Paris Dye, a Foothill Farms steering committee member who has worked for decades to stem violence and counsel families at Liberty Towers church, said her neighbors have been a “missing link” to social justice and equality in Sacramento.
“It proves that our kids really do matter,” she said of the council’s decision.
She and the rest of the committee first brought their plan to the council in October to ask for more funding for the program, as dozens of children and parents sat in the audience wearing Black Lives Matter shirts. At the podium, attendees spoke of friends who had been shot or babies who died. They also cited a lack of resources for what they said was a glaring and persistent problem.
“These organizations are finally realizing that they can’t do it without us,” Dye said. “We’ve always been on the outside, doing what we can with our own resources. Now we’re bridging and reaching out to people in the communities with boots on the ground, which is something that can work.”
Over the next several months, the steering committee will connect families with gang violence prevention, foster care assistance, health care and more. They’ll try to combat long-standing distrust of public officials in the six target neighborhoods, and channel funding to local groups too overwhelmed and underfunded to handle the problem, said Chet Hewitt, president and CEO of Sierra Health Foundation.
“These neighborhoods don’t have the infrastructure and capacity to take on this kind of work, and we’re trying to change that,” he said. “If we can strengthen their operations and build a little more by way of resources, our strategy then is to partner with the public sector to really make a difference in the lives of families and communities in which too many children have lost their lives in these causes that clearly are preventable.”

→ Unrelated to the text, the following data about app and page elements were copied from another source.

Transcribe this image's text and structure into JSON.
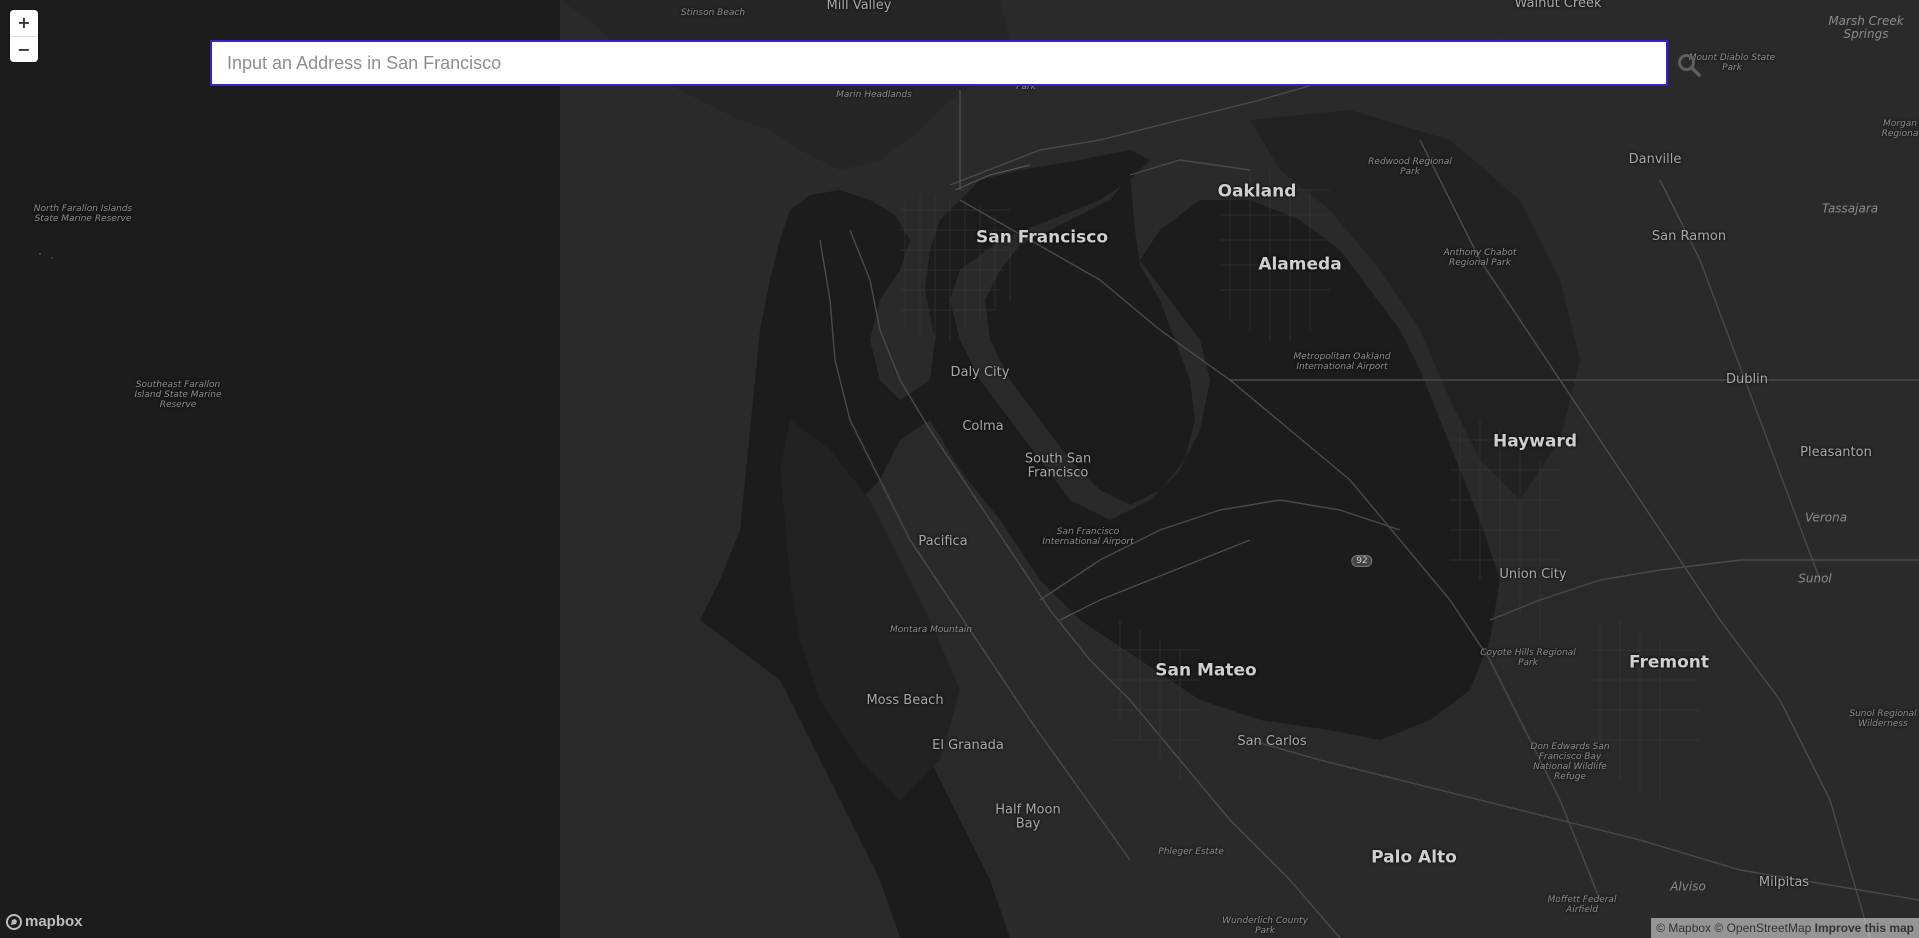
{
  "zoom": {
    "in_label": "+",
    "out_label": "−"
  },
  "search": {
    "placeholder": "Input an Address in San Francisco",
    "value": ""
  },
  "labels": {
    "stinson_beach": "Stinson Beach",
    "mill_valley": "Mill Valley",
    "walnut_creek": "Walnut Creek",
    "marsh_creek_springs": "Marsh Creek Springs",
    "marin_headlands": "Marin Headlands",
    "park_fragment": "Park",
    "mount_diablo": "Mount Diablo State Park",
    "morgan_region": "Morgan Regiona",
    "redwood_regional": "Redwood Regional Park",
    "danville": "Danville",
    "tassajara": "Tassajara",
    "oakland": "Oakland",
    "san_francisco": "San Francisco",
    "alameda": "Alameda",
    "anthony_chabot": "Anthony Chabot Regional Park",
    "san_ramon": "San Ramon",
    "north_farallon": "North Farallon Islands State Marine Reserve",
    "southeast_farallon": "Southeast Farallon Island State Marine Reserve",
    "daly_city": "Daly City",
    "metro_oakland_airport": "Metropolitan Oakland International Airport",
    "dublin": "Dublin",
    "colma": "Colma",
    "hayward": "Hayward",
    "pleasanton": "Pleasanton",
    "south_sf": "South San Francisco",
    "sf_airport": "San Francisco International Airport",
    "verona": "Verona",
    "pacifica": "Pacifica",
    "union_city": "Union City",
    "sunol": "Sunol",
    "montara_mountain": "Montara Mountain",
    "coyote_hills": "Coyote Hills Regional Park",
    "fremont": "Fremont",
    "san_mateo": "San Mateo",
    "moss_beach": "Moss Beach",
    "sunol_wilderness": "Sunol Regional Wilderness",
    "el_granada": "El Granada",
    "san_carlos": "San Carlos",
    "don_edwards": "Don Edwards San Francisco Bay National Wildlife Refuge",
    "half_moon_bay": "Half Moon Bay",
    "phleger_estate": "Phleger Estate",
    "palo_alto": "Palo Alto",
    "alviso": "Alviso",
    "milpitas": "Milpitas",
    "moffett_airfield": "Moffett Federal Airfield",
    "wunderlich_park": "Wunderlich County Park"
  },
  "route_shield": "92",
  "branding": {
    "logo_text": "mapbox"
  },
  "attribution": {
    "mapbox": "© Mapbox",
    "osm": "© OpenStreetMap",
    "improve": "Improve this map"
  },
  "colors": {
    "water": "#1c1c1c",
    "land": "#2a2a2a",
    "land_dark": "#202020",
    "road": "#4a4a4a",
    "accent_focus": "#3b1fd6"
  }
}
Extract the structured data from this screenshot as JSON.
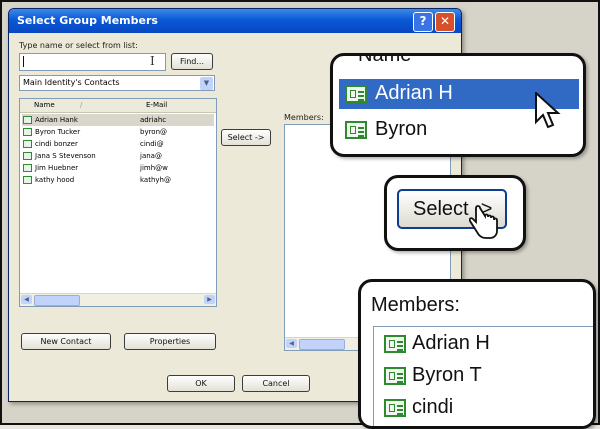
{
  "dialog": {
    "title": "Select Group Members",
    "help_label": "?",
    "close_label": "✕",
    "type_name_label": "Type name or select from list:",
    "search_value": "",
    "find_label": "Find...",
    "addressbook_selected": "Main Identity's Contacts",
    "columns": [
      "Name",
      "E-Mail"
    ],
    "sort_indicator": "/",
    "contacts": [
      {
        "name": "Adrian Hank",
        "email": "adriahc"
      },
      {
        "name": "Byron Tucker",
        "email": "byron@"
      },
      {
        "name": "cindi bonzer",
        "email": "cindi@"
      },
      {
        "name": "Jana S Stevenson",
        "email": "jana@"
      },
      {
        "name": "Jim Huebner",
        "email": "jimh@w"
      },
      {
        "name": "kathy hood",
        "email": "kathyh@"
      }
    ],
    "select_button": "Select ->",
    "members_label": "Members:",
    "new_contact_button": "New Contact",
    "properties_button": "Properties",
    "ok_button": "OK",
    "cancel_button": "Cancel"
  },
  "callouts": {
    "name_header": "Name",
    "name_items": [
      "Adrian H",
      "Byron"
    ],
    "select_button": "Select ->",
    "members_label": "Members:",
    "members_items": [
      "Adrian H",
      "Byron T",
      "cindi"
    ]
  },
  "colors": {
    "titlebar": "#0a58d8",
    "highlight": "#316ac5",
    "dialog_bg": "#ece9d8",
    "icon_green": "#2f8a2f"
  }
}
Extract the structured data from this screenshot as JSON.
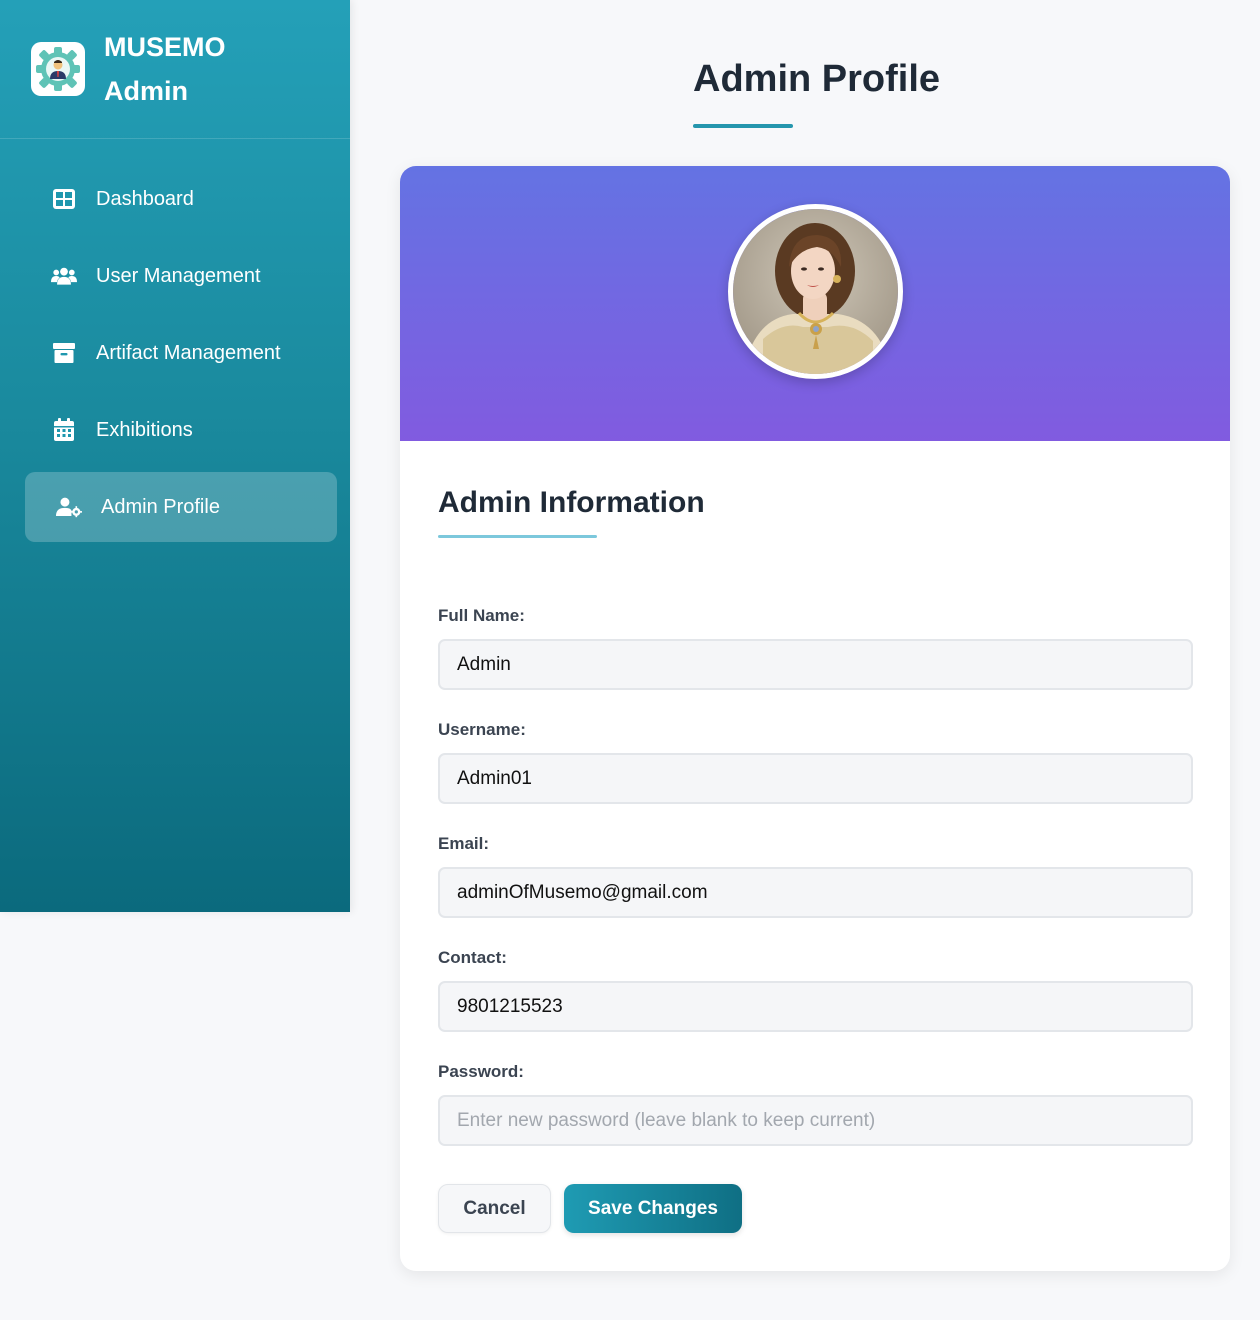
{
  "brand": {
    "line1": "MUSEMO",
    "line2": "Admin",
    "logo_icon": "admin-gear-icon"
  },
  "sidebar": {
    "items": [
      {
        "label": "Dashboard",
        "icon": "dashboard-grid-icon",
        "active": false
      },
      {
        "label": "User Management",
        "icon": "users-icon",
        "active": false
      },
      {
        "label": "Artifact Management",
        "icon": "archive-box-icon",
        "active": false
      },
      {
        "label": "Exhibitions",
        "icon": "calendar-icon",
        "active": false
      },
      {
        "label": "Admin Profile",
        "icon": "user-cog-icon",
        "active": true
      }
    ]
  },
  "header": {
    "title": "Admin Profile"
  },
  "profile": {
    "section_title": "Admin Information",
    "fields": [
      {
        "label": "Full Name:",
        "value": "Admin",
        "placeholder": ""
      },
      {
        "label": "Username:",
        "value": "Admin01",
        "placeholder": ""
      },
      {
        "label": "Email:",
        "value": "adminOfMusemo@gmail.com",
        "placeholder": ""
      },
      {
        "label": "Contact:",
        "value": "9801215523",
        "placeholder": ""
      },
      {
        "label": "Password:",
        "value": "",
        "placeholder": "Enter new password (leave blank to keep current)"
      }
    ],
    "cancel_label": "Cancel",
    "save_label": "Save Changes"
  },
  "colors": {
    "accent": "#2596ad",
    "banner_top": "#6473e3",
    "banner_bottom": "#815be0"
  }
}
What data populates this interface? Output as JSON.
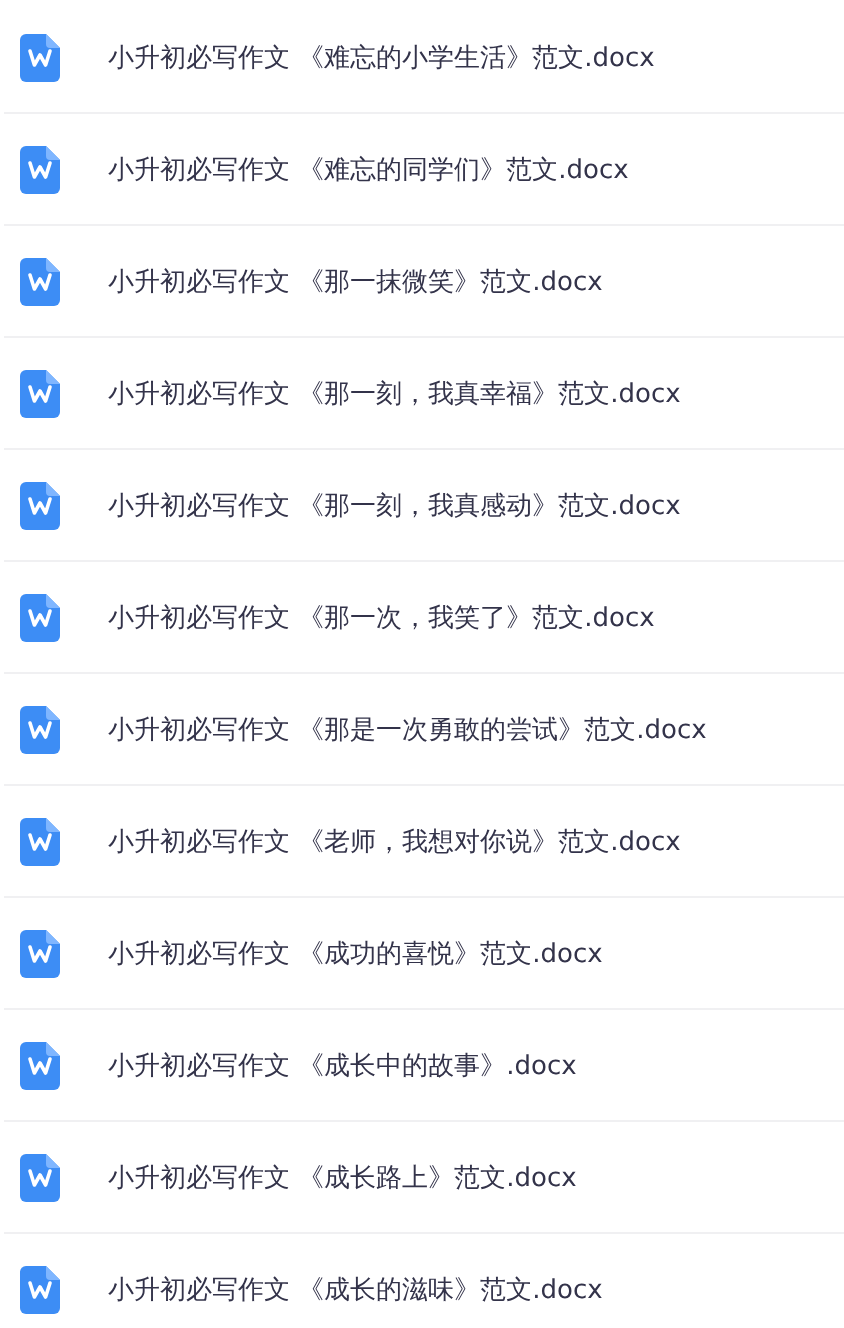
{
  "files": [
    {
      "name": "小升初必写作文 《难忘的小学生活》范文.docx"
    },
    {
      "name": "小升初必写作文 《难忘的同学们》范文.docx"
    },
    {
      "name": "小升初必写作文 《那一抹微笑》范文.docx"
    },
    {
      "name": "小升初必写作文 《那一刻，我真幸福》范文.docx"
    },
    {
      "name": "小升初必写作文 《那一刻，我真感动》范文.docx"
    },
    {
      "name": "小升初必写作文 《那一次，我笑了》范文.docx"
    },
    {
      "name": "小升初必写作文 《那是一次勇敢的尝试》范文.docx"
    },
    {
      "name": "小升初必写作文 《老师，我想对你说》范文.docx"
    },
    {
      "name": "小升初必写作文 《成功的喜悦》范文.docx"
    },
    {
      "name": "小升初必写作文 《成长中的故事》.docx"
    },
    {
      "name": "小升初必写作文 《成长路上》范文.docx"
    },
    {
      "name": "小升初必写作文 《成长的滋味》范文.docx"
    }
  ]
}
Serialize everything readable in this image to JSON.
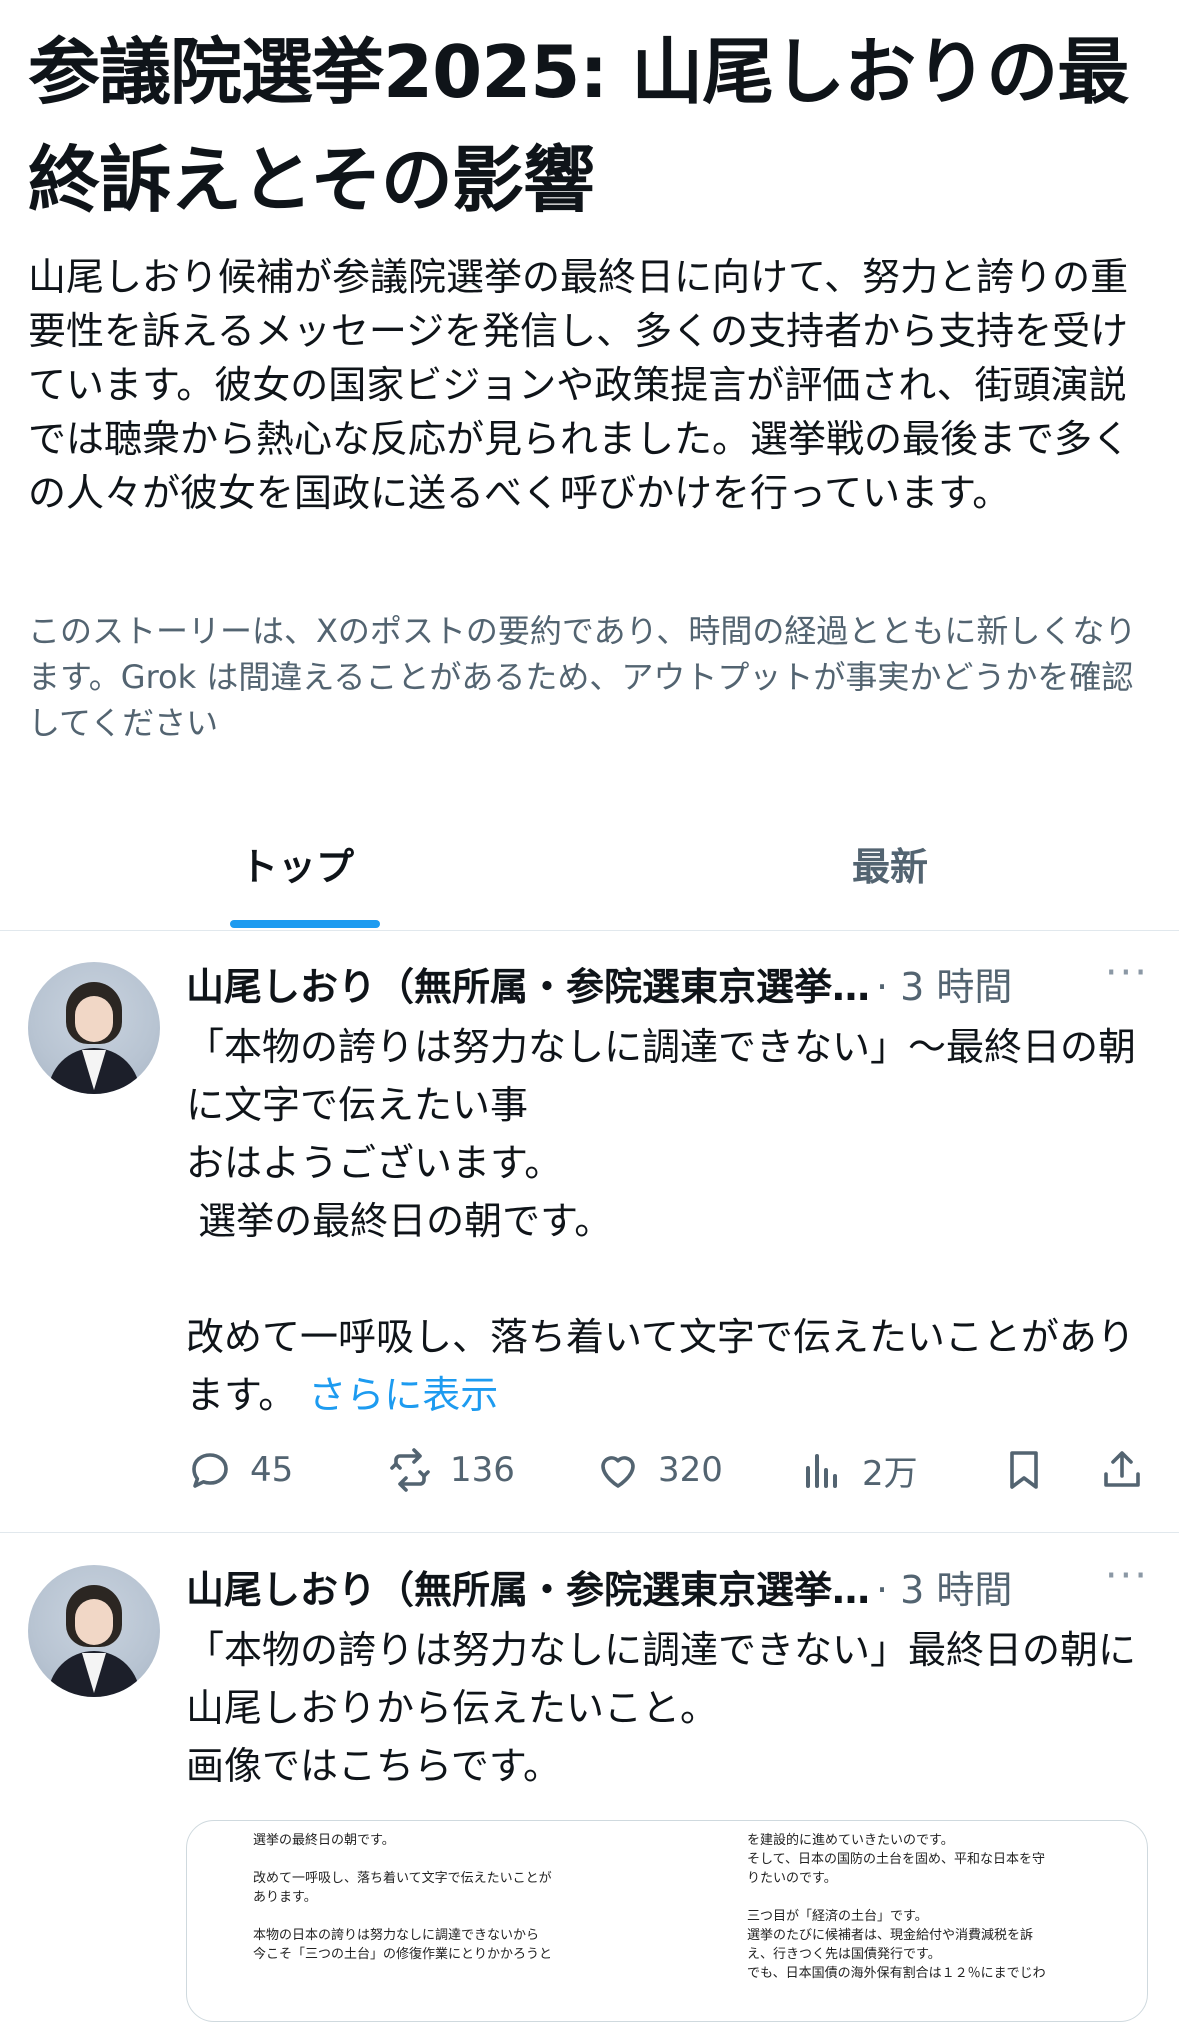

This story was completed with support from the Center for Health Journalism at the University of Southern California.